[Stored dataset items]
__________

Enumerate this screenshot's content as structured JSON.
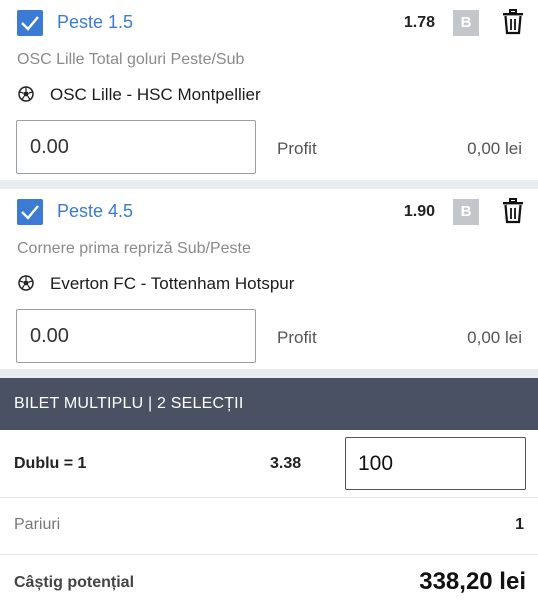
{
  "bets": [
    {
      "selection": "Peste 1.5",
      "odd": "1.78",
      "badge": "B",
      "market": "OSC Lille Total goluri Peste/Sub",
      "match": "OSC Lille - HSC Montpellier",
      "stake": "0.00",
      "profit_label": "Profit",
      "profit_value": "0,00 lei",
      "checked": true
    },
    {
      "selection": "Peste 4.5",
      "odd": "1.90",
      "badge": "B",
      "market": "Cornere prima repriză Sub/Peste",
      "match": "Everton FC - Tottenham Hotspur",
      "stake": "0.00",
      "profit_label": "Profit",
      "profit_value": "0,00 lei",
      "checked": true
    }
  ],
  "multi": {
    "title": "BILET MULTIPLU | 2 SELECȚII",
    "combo_label": "Dublu = 1",
    "combo_odd": "3.38",
    "combo_stake": "100",
    "bets_label": "Pariuri",
    "bets_count": "1",
    "win_label": "Câștig potențial",
    "win_value": "338,20 lei"
  },
  "colors": {
    "accent": "#3b7bd4",
    "header_bg": "#4a5163",
    "badge_bg": "#c3c7cc",
    "page_bg": "#e9ecef"
  },
  "icons": [
    "checkbox-checked-icon",
    "trash-icon",
    "soccer-ball-icon"
  ]
}
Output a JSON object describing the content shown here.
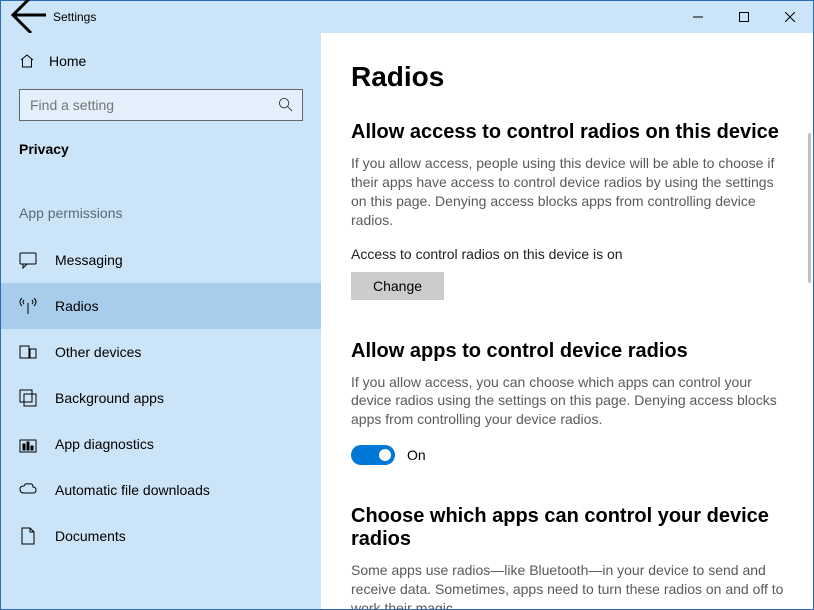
{
  "titlebar": {
    "title": "Settings"
  },
  "home_label": "Home",
  "search": {
    "placeholder": "Find a setting"
  },
  "section": "Privacy",
  "group": "App permissions",
  "nav": {
    "messaging": "Messaging",
    "radios": "Radios",
    "other_devices": "Other devices",
    "background_apps": "Background apps",
    "app_diagnostics": "App diagnostics",
    "automatic_file_downloads": "Automatic file downloads",
    "documents": "Documents"
  },
  "page": {
    "title": "Radios",
    "s1_title": "Allow access to control radios on this device",
    "s1_body": "If you allow access, people using this device will be able to choose if their apps have access to control device radios by using the settings on this page. Denying access blocks apps from controlling device radios.",
    "s1_status": "Access to control radios on this device is on",
    "s1_button": "Change",
    "s2_title": "Allow apps to control device radios",
    "s2_body": "If you allow access, you can choose which apps can control your device radios using the settings on this page. Denying access blocks apps from controlling your device radios.",
    "s2_toggle_label": "On",
    "s3_title": "Choose which apps can control your device radios",
    "s3_body": "Some apps use radios—like Bluetooth—in your device to send and receive data. Sometimes, apps need to turn these radios on and off to work their magic."
  }
}
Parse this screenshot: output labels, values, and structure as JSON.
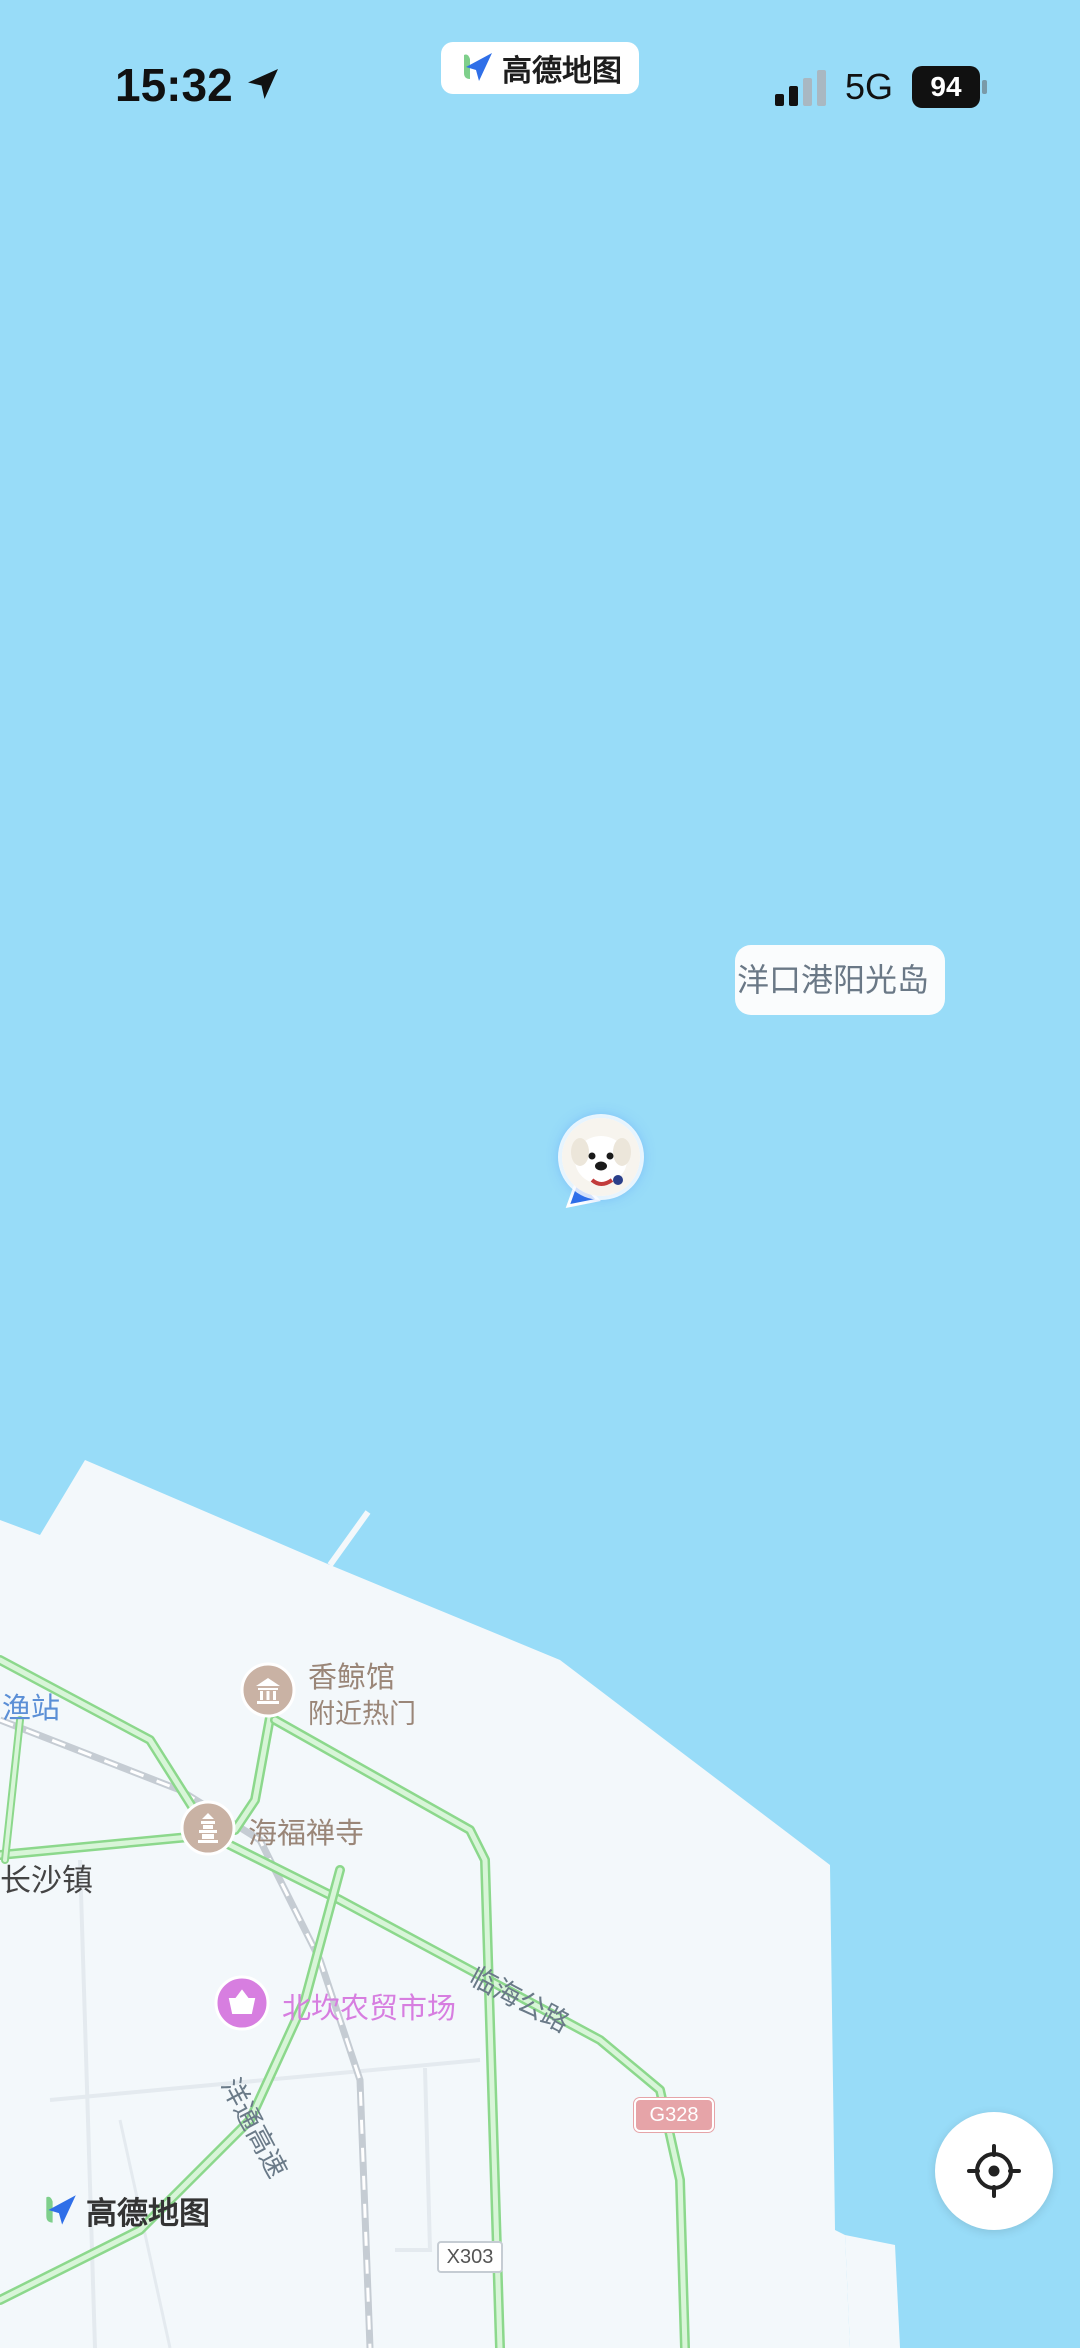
{
  "status_bar": {
    "time": "15:32",
    "network": "5G",
    "battery": "94",
    "location_icon": "location-arrow-icon",
    "signal_icon": "signal-bars-icon"
  },
  "app_badge": {
    "name": "高德地图",
    "icon": "amap-logo-icon"
  },
  "map": {
    "labels": {
      "island": "洋口港阳光岛",
      "fish_station": "渔站",
      "changsha_town": "长沙镇",
      "xiangjing_hall": "香鲸馆",
      "xiangjing_hall_sub": "附近热门",
      "haifu_temple": "海福禅寺",
      "beikan_market": "北坎农贸市场",
      "linhai_road": "临海公路",
      "yangtong_expressway": "洋通高速",
      "g328": "G328",
      "x303": "X303"
    },
    "colors": {
      "water": "#98dcf8",
      "land": "#f3f8fb",
      "road_green": "#a8e6a8",
      "poi_brown": "#c9b2a4",
      "poi_purple": "#d77ee0"
    }
  },
  "controls": {
    "locate_button_icon": "crosshair-locate-icon"
  },
  "watermark": {
    "name": "高德地图"
  }
}
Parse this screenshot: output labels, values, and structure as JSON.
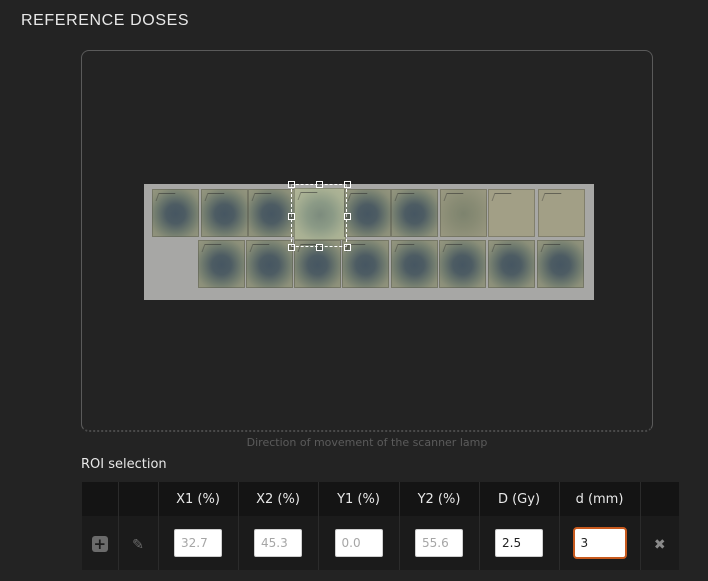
{
  "section": {
    "title": "REFERENCE DOSES"
  },
  "viewer": {
    "lamp_caption": "Direction of movement of the scanner lamp"
  },
  "roi": {
    "title": "ROI selection",
    "headers": [
      "",
      "",
      "X1 (%)",
      "X2 (%)",
      "Y1 (%)",
      "Y2 (%)",
      "D (Gy)",
      "d (mm)",
      ""
    ],
    "row": {
      "x1": "32.7",
      "x2": "45.3",
      "y1": "0.0",
      "y2": "55.6",
      "dose": "2.5",
      "depth": "3"
    }
  },
  "icons": {
    "add": "add-icon",
    "edit": "pencil-icon",
    "remove": "close-icon"
  },
  "colors": {
    "focus_border": "#c85a1e",
    "background": "#232323"
  }
}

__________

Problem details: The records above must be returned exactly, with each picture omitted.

Task answer:
Enumerate this screenshot's content as structured JSON.
{
  "bets": [
    {
      "selection": "Peste 1.5",
      "odd": "1.78",
      "badge": "B",
      "market": "OSC Lille Total goluri Peste/Sub",
      "match": "OSC Lille - HSC Montpellier",
      "stake": "0.00",
      "profit_label": "Profit",
      "profit_value": "0,00 lei",
      "checked": true
    },
    {
      "selection": "Peste 4.5",
      "odd": "1.90",
      "badge": "B",
      "market": "Cornere prima repriză Sub/Peste",
      "match": "Everton FC - Tottenham Hotspur",
      "stake": "0.00",
      "profit_label": "Profit",
      "profit_value": "0,00 lei",
      "checked": true
    }
  ],
  "multi": {
    "title": "BILET MULTIPLU | 2 SELECȚII",
    "combo_label": "Dublu = 1",
    "combo_odd": "3.38",
    "combo_stake": "100",
    "bets_label": "Pariuri",
    "bets_count": "1",
    "win_label": "Câștig potențial",
    "win_value": "338,20 lei"
  },
  "colors": {
    "accent": "#3b7bd4",
    "header_bg": "#4a5163",
    "badge_bg": "#c3c7cc",
    "page_bg": "#e9ecef"
  },
  "icons": [
    "checkbox-checked-icon",
    "trash-icon",
    "soccer-ball-icon"
  ]
}
Output a JSON object describing the content shown here.
{
  "titlebar": {
    "title": "Settings"
  },
  "home_label": "Home",
  "search": {
    "placeholder": "Find a setting"
  },
  "section": "Privacy",
  "group": "App permissions",
  "nav": {
    "messaging": "Messaging",
    "radios": "Radios",
    "other_devices": "Other devices",
    "background_apps": "Background apps",
    "app_diagnostics": "App diagnostics",
    "automatic_file_downloads": "Automatic file downloads",
    "documents": "Documents"
  },
  "page": {
    "title": "Radios",
    "s1_title": "Allow access to control radios on this device",
    "s1_body": "If you allow access, people using this device will be able to choose if their apps have access to control device radios by using the settings on this page. Denying access blocks apps from controlling device radios.",
    "s1_status": "Access to control radios on this device is on",
    "s1_button": "Change",
    "s2_title": "Allow apps to control device radios",
    "s2_body": "If you allow access, you can choose which apps can control your device radios using the settings on this page. Denying access blocks apps from controlling your device radios.",
    "s2_toggle_label": "On",
    "s3_title": "Choose which apps can control your device radios",
    "s3_body": "Some apps use radios—like Bluetooth—in your device to send and receive data. Sometimes, apps need to turn these radios on and off to work their magic."
  }
}
Parse this screenshot: output labels, values, and structure as JSON.
{
  "status_bar": {
    "time": "15:32",
    "network": "5G",
    "battery": "94",
    "location_icon": "location-arrow-icon",
    "signal_icon": "signal-bars-icon"
  },
  "app_badge": {
    "name": "高德地图",
    "icon": "amap-logo-icon"
  },
  "map": {
    "labels": {
      "island": "洋口港阳光岛",
      "fish_station": "渔站",
      "changsha_town": "长沙镇",
      "xiangjing_hall": "香鲸馆",
      "xiangjing_hall_sub": "附近热门",
      "haifu_temple": "海福禅寺",
      "beikan_market": "北坎农贸市场",
      "linhai_road": "临海公路",
      "yangtong_expressway": "洋通高速",
      "g328": "G328",
      "x303": "X303"
    },
    "colors": {
      "water": "#98dcf8",
      "land": "#f3f8fb",
      "road_green": "#a8e6a8",
      "poi_brown": "#c9b2a4",
      "poi_purple": "#d77ee0"
    }
  },
  "controls": {
    "locate_button_icon": "crosshair-locate-icon"
  },
  "watermark": {
    "name": "高德地图"
  }
}
Parse this screenshot: output labels, values, and structure as JSON.
{
  "section": {
    "title": "REFERENCE DOSES"
  },
  "viewer": {
    "lamp_caption": "Direction of movement of the scanner lamp"
  },
  "roi": {
    "title": "ROI selection",
    "headers": [
      "",
      "",
      "X1 (%)",
      "X2 (%)",
      "Y1 (%)",
      "Y2 (%)",
      "D (Gy)",
      "d (mm)",
      ""
    ],
    "row": {
      "x1": "32.7",
      "x2": "45.3",
      "y1": "0.0",
      "y2": "55.6",
      "dose": "2.5",
      "depth": "3"
    }
  },
  "icons": {
    "add": "add-icon",
    "edit": "pencil-icon",
    "remove": "close-icon"
  },
  "colors": {
    "focus_border": "#c85a1e",
    "background": "#232323"
  }
}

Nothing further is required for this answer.